* [Description of the task]: Set down all the lines below, each one exactly as shown.
▬▬▬
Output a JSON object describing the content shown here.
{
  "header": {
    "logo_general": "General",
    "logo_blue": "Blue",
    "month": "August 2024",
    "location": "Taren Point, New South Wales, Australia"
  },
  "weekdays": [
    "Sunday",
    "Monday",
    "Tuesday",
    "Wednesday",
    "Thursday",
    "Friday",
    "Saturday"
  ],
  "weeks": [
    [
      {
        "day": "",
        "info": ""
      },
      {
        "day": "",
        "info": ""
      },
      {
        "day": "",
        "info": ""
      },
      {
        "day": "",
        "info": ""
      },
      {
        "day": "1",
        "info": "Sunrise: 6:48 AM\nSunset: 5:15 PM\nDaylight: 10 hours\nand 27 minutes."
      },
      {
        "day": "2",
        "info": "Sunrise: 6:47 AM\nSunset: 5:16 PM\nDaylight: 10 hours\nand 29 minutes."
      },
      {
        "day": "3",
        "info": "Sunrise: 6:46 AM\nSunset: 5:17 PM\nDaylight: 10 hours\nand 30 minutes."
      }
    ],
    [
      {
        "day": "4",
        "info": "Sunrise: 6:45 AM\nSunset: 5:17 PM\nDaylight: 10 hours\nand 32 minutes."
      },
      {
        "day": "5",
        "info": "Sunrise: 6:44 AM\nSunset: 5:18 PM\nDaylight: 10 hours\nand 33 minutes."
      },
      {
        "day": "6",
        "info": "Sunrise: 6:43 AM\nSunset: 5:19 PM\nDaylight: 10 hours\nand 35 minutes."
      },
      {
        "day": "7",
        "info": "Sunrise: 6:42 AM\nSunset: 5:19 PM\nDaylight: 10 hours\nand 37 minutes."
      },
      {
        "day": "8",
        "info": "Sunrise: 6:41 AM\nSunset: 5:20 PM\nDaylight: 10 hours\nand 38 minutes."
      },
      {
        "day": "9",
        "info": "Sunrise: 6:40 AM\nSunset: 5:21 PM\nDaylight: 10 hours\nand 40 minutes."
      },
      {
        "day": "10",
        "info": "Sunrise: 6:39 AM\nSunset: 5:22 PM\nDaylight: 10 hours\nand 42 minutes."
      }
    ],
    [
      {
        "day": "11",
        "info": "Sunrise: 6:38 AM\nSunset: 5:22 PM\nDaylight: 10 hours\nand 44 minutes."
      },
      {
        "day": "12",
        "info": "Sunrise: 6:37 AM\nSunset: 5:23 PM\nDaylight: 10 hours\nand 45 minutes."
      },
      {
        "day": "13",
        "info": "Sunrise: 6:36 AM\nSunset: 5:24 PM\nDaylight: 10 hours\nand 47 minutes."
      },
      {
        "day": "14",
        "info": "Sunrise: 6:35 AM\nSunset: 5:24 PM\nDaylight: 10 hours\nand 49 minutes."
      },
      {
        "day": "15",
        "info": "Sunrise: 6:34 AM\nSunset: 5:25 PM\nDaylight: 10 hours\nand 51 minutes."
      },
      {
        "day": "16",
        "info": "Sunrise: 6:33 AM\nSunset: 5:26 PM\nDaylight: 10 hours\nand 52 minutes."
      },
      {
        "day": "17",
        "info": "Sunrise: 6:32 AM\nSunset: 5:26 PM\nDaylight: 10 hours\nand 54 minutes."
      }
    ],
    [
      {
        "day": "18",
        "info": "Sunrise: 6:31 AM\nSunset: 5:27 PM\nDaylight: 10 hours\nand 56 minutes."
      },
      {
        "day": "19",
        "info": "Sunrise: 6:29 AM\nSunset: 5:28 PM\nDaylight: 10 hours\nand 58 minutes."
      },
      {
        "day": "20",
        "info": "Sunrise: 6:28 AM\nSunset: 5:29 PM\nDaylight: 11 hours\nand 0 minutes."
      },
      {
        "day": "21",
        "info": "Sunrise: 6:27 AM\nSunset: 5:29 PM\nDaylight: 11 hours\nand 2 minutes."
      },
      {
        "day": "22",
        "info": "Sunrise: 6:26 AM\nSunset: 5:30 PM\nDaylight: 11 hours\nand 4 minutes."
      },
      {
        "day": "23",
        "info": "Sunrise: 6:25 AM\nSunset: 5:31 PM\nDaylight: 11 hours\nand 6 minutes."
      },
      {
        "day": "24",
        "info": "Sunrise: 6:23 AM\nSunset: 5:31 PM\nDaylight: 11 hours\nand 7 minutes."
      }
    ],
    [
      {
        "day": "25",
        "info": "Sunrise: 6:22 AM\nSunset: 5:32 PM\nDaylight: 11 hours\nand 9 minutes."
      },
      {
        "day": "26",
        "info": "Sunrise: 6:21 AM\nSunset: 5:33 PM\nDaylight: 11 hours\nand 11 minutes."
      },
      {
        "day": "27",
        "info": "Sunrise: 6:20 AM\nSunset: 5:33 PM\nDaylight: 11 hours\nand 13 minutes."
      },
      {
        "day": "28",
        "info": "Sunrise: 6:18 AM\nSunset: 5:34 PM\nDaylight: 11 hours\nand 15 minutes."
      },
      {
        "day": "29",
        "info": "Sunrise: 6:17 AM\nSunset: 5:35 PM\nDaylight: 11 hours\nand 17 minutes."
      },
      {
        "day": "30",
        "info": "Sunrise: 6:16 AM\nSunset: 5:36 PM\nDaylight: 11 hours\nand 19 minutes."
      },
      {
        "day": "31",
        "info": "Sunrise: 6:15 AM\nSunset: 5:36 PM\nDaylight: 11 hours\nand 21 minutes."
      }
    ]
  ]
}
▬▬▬
* [Written solution]:
Output a JSON object describing the content shown here.
{
  "header": {
    "logo_general": "General",
    "logo_blue": "Blue",
    "month": "August 2024",
    "location": "Taren Point, New South Wales, Australia"
  },
  "weekdays": [
    "Sunday",
    "Monday",
    "Tuesday",
    "Wednesday",
    "Thursday",
    "Friday",
    "Saturday"
  ],
  "weeks": [
    [
      {
        "day": "",
        "info": ""
      },
      {
        "day": "",
        "info": ""
      },
      {
        "day": "",
        "info": ""
      },
      {
        "day": "",
        "info": ""
      },
      {
        "day": "1",
        "info": "Sunrise: 6:48 AM\nSunset: 5:15 PM\nDaylight: 10 hours\nand 27 minutes."
      },
      {
        "day": "2",
        "info": "Sunrise: 6:47 AM\nSunset: 5:16 PM\nDaylight: 10 hours\nand 29 minutes."
      },
      {
        "day": "3",
        "info": "Sunrise: 6:46 AM\nSunset: 5:17 PM\nDaylight: 10 hours\nand 30 minutes."
      }
    ],
    [
      {
        "day": "4",
        "info": "Sunrise: 6:45 AM\nSunset: 5:17 PM\nDaylight: 10 hours\nand 32 minutes."
      },
      {
        "day": "5",
        "info": "Sunrise: 6:44 AM\nSunset: 5:18 PM\nDaylight: 10 hours\nand 33 minutes."
      },
      {
        "day": "6",
        "info": "Sunrise: 6:43 AM\nSunset: 5:19 PM\nDaylight: 10 hours\nand 35 minutes."
      },
      {
        "day": "7",
        "info": "Sunrise: 6:42 AM\nSunset: 5:19 PM\nDaylight: 10 hours\nand 37 minutes."
      },
      {
        "day": "8",
        "info": "Sunrise: 6:41 AM\nSunset: 5:20 PM\nDaylight: 10 hours\nand 38 minutes."
      },
      {
        "day": "9",
        "info": "Sunrise: 6:40 AM\nSunset: 5:21 PM\nDaylight: 10 hours\nand 40 minutes."
      },
      {
        "day": "10",
        "info": "Sunrise: 6:39 AM\nSunset: 5:22 PM\nDaylight: 10 hours\nand 42 minutes."
      }
    ],
    [
      {
        "day": "11",
        "info": "Sunrise: 6:38 AM\nSunset: 5:22 PM\nDaylight: 10 hours\nand 44 minutes."
      },
      {
        "day": "12",
        "info": "Sunrise: 6:37 AM\nSunset: 5:23 PM\nDaylight: 10 hours\nand 45 minutes."
      },
      {
        "day": "13",
        "info": "Sunrise: 6:36 AM\nSunset: 5:24 PM\nDaylight: 10 hours\nand 47 minutes."
      },
      {
        "day": "14",
        "info": "Sunrise: 6:35 AM\nSunset: 5:24 PM\nDaylight: 10 hours\nand 49 minutes."
      },
      {
        "day": "15",
        "info": "Sunrise: 6:34 AM\nSunset: 5:25 PM\nDaylight: 10 hours\nand 51 minutes."
      },
      {
        "day": "16",
        "info": "Sunrise: 6:33 AM\nSunset: 5:26 PM\nDaylight: 10 hours\nand 52 minutes."
      },
      {
        "day": "17",
        "info": "Sunrise: 6:32 AM\nSunset: 5:26 PM\nDaylight: 10 hours\nand 54 minutes."
      }
    ],
    [
      {
        "day": "18",
        "info": "Sunrise: 6:31 AM\nSunset: 5:27 PM\nDaylight: 10 hours\nand 56 minutes."
      },
      {
        "day": "19",
        "info": "Sunrise: 6:29 AM\nSunset: 5:28 PM\nDaylight: 10 hours\nand 58 minutes."
      },
      {
        "day": "20",
        "info": "Sunrise: 6:28 AM\nSunset: 5:29 PM\nDaylight: 11 hours\nand 0 minutes."
      },
      {
        "day": "21",
        "info": "Sunrise: 6:27 AM\nSunset: 5:29 PM\nDaylight: 11 hours\nand 2 minutes."
      },
      {
        "day": "22",
        "info": "Sunrise: 6:26 AM\nSunset: 5:30 PM\nDaylight: 11 hours\nand 4 minutes."
      },
      {
        "day": "23",
        "info": "Sunrise: 6:25 AM\nSunset: 5:31 PM\nDaylight: 11 hours\nand 6 minutes."
      },
      {
        "day": "24",
        "info": "Sunrise: 6:23 AM\nSunset: 5:31 PM\nDaylight: 11 hours\nand 7 minutes."
      }
    ],
    [
      {
        "day": "25",
        "info": "Sunrise: 6:22 AM\nSunset: 5:32 PM\nDaylight: 11 hours\nand 9 minutes."
      },
      {
        "day": "26",
        "info": "Sunrise: 6:21 AM\nSunset: 5:33 PM\nDaylight: 11 hours\nand 11 minutes."
      },
      {
        "day": "27",
        "info": "Sunrise: 6:20 AM\nSunset: 5:33 PM\nDaylight: 11 hours\nand 13 minutes."
      },
      {
        "day": "28",
        "info": "Sunrise: 6:18 AM\nSunset: 5:34 PM\nDaylight: 11 hours\nand 15 minutes."
      },
      {
        "day": "29",
        "info": "Sunrise: 6:17 AM\nSunset: 5:35 PM\nDaylight: 11 hours\nand 17 minutes."
      },
      {
        "day": "30",
        "info": "Sunrise: 6:16 AM\nSunset: 5:36 PM\nDaylight: 11 hours\nand 19 minutes."
      },
      {
        "day": "31",
        "info": "Sunrise: 6:15 AM\nSunset: 5:36 PM\nDaylight: 11 hours\nand 21 minutes."
      }
    ]
  ]
}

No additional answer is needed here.